• _What is being asked_:
Across the listing below, how many lines include the word "count"? The answer is that number, with nothing added.

------------

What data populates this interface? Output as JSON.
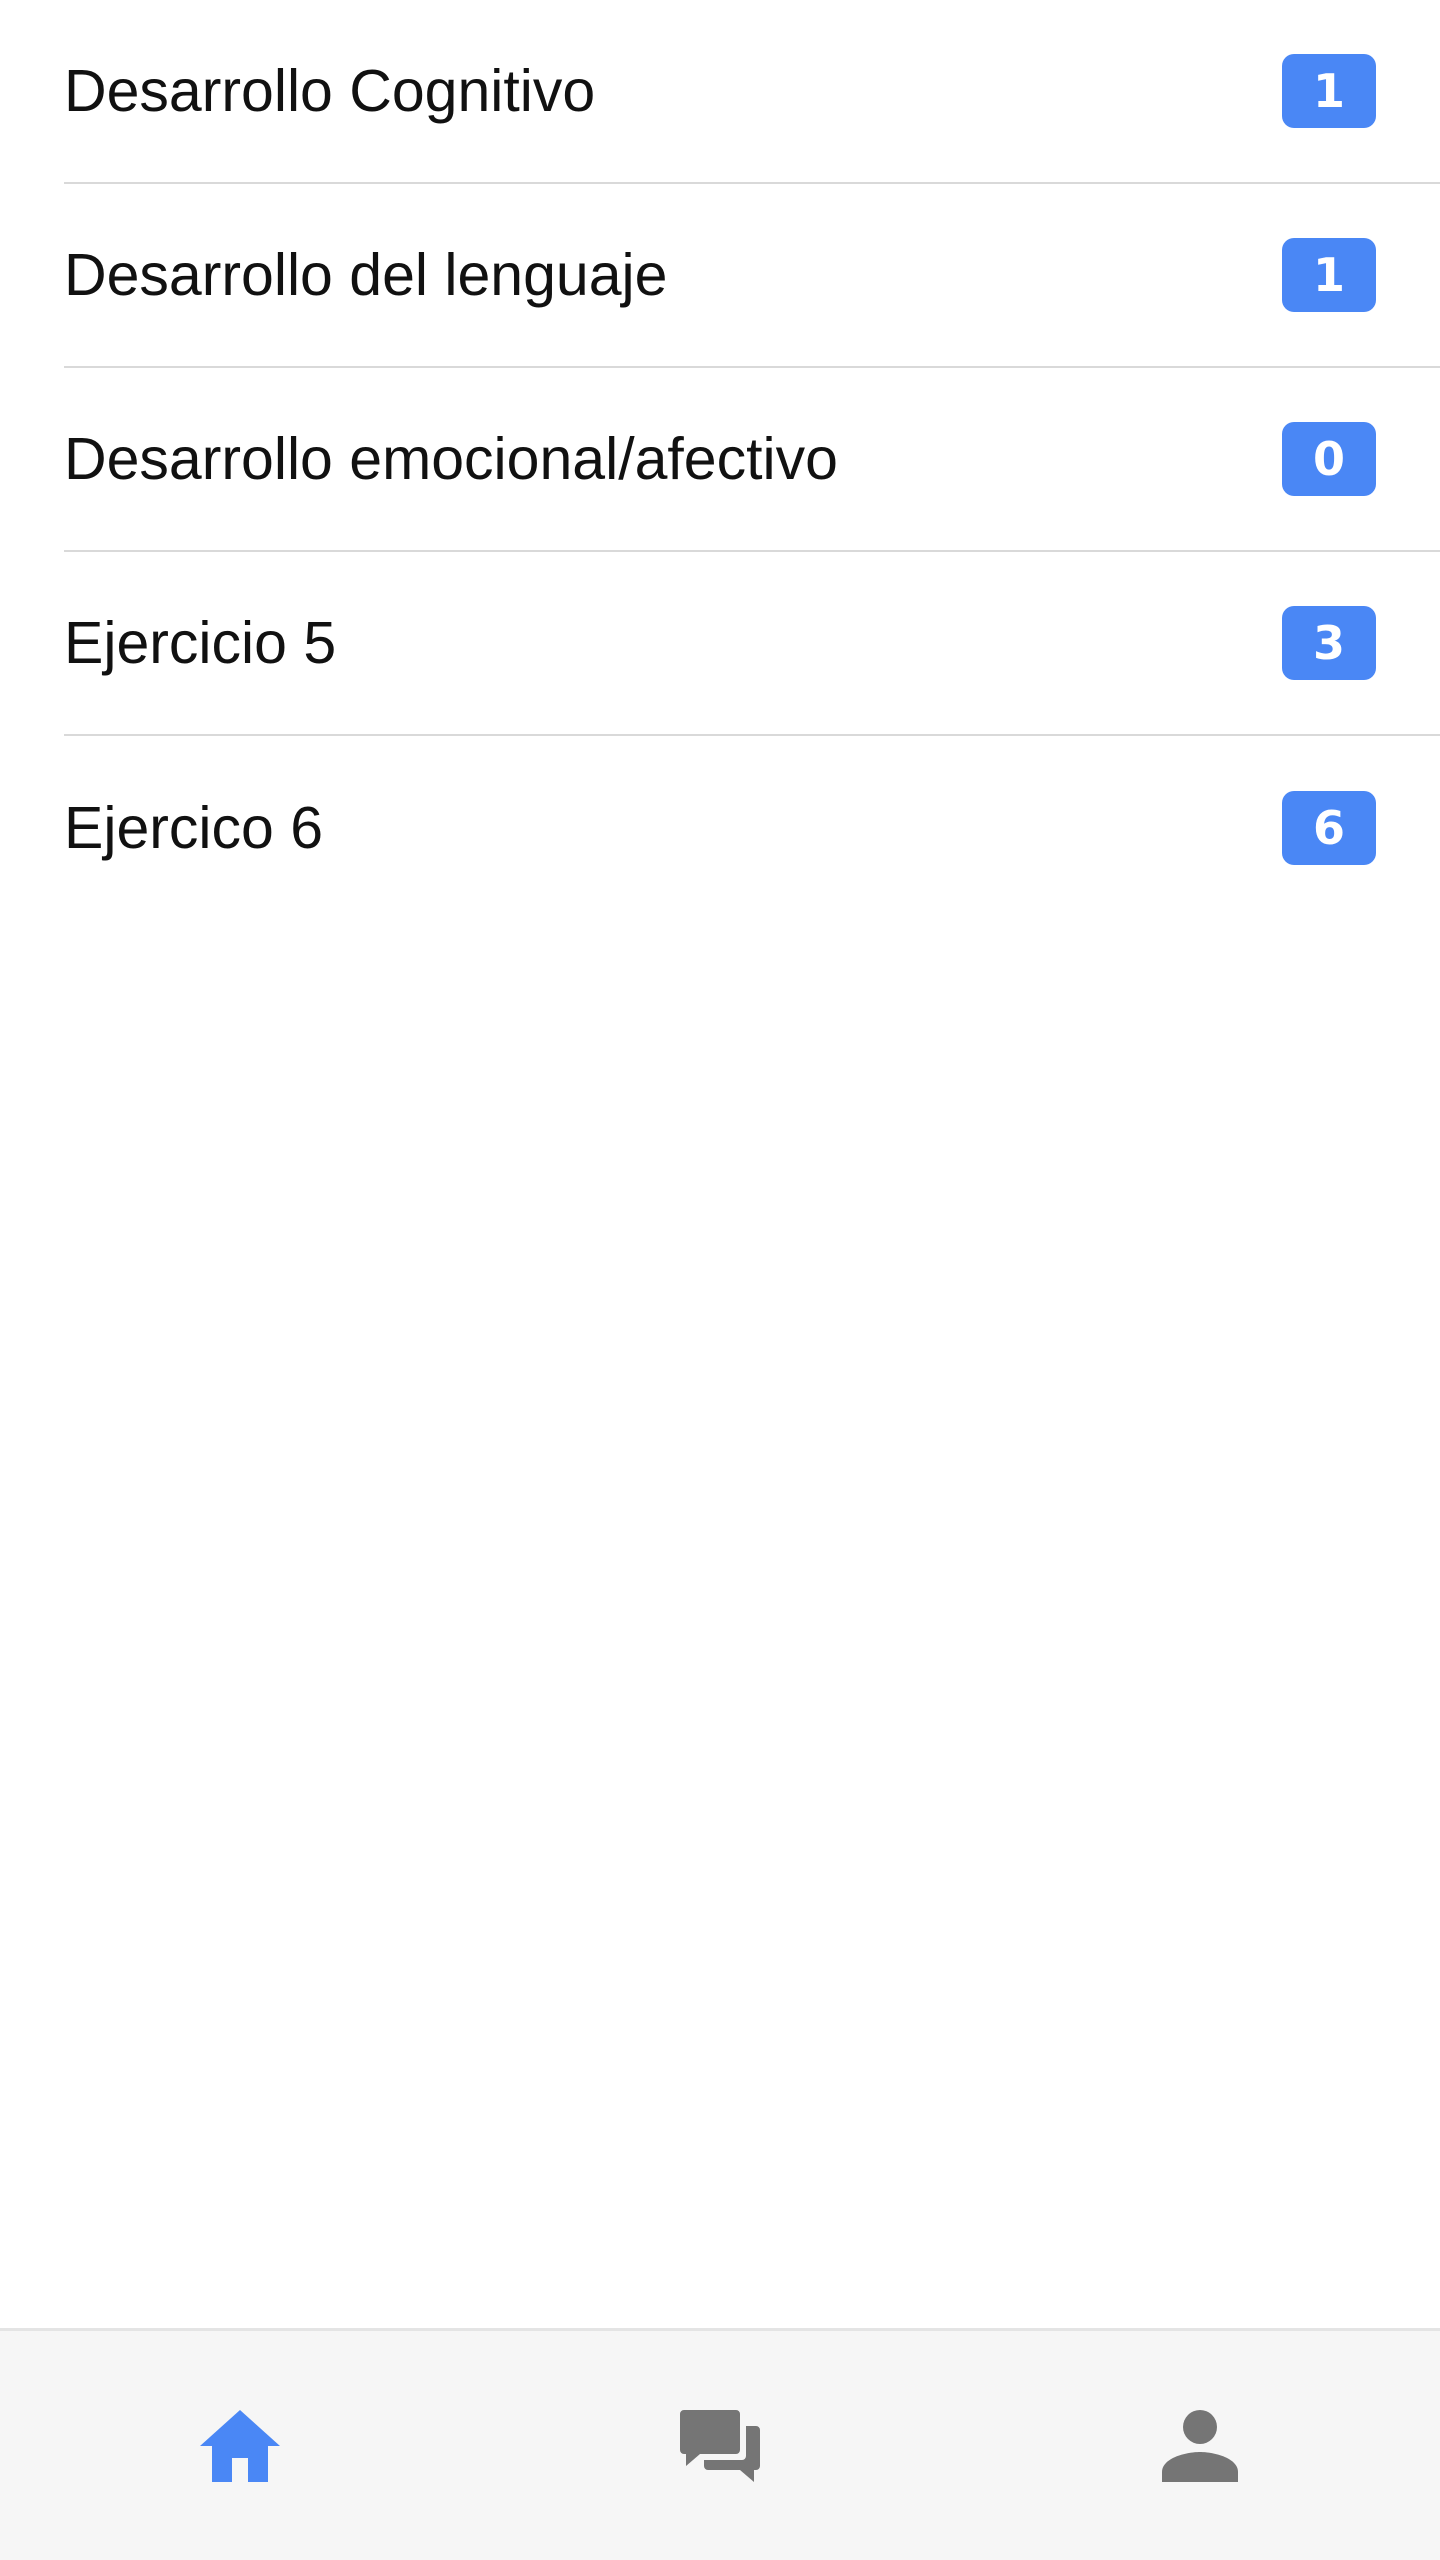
{
  "list": {
    "items": [
      {
        "label": "Desarrollo Cognitivo",
        "count": "1"
      },
      {
        "label": "Desarrollo del lenguaje",
        "count": "1"
      },
      {
        "label": "Desarrollo emocional/afectivo",
        "count": "0"
      },
      {
        "label": "Ejercicio 5",
        "count": "3"
      },
      {
        "label": "Ejercico 6",
        "count": "6"
      }
    ]
  },
  "tabbar": {
    "tabs": [
      {
        "icon": "home-icon",
        "active": true
      },
      {
        "icon": "chat-icon",
        "active": false
      },
      {
        "icon": "person-icon",
        "active": false
      }
    ]
  },
  "colors": {
    "accent": "#4a87f5",
    "icon_inactive": "#757575",
    "tabbar_bg": "#f6f6f6"
  }
}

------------

• _Answer space_:
5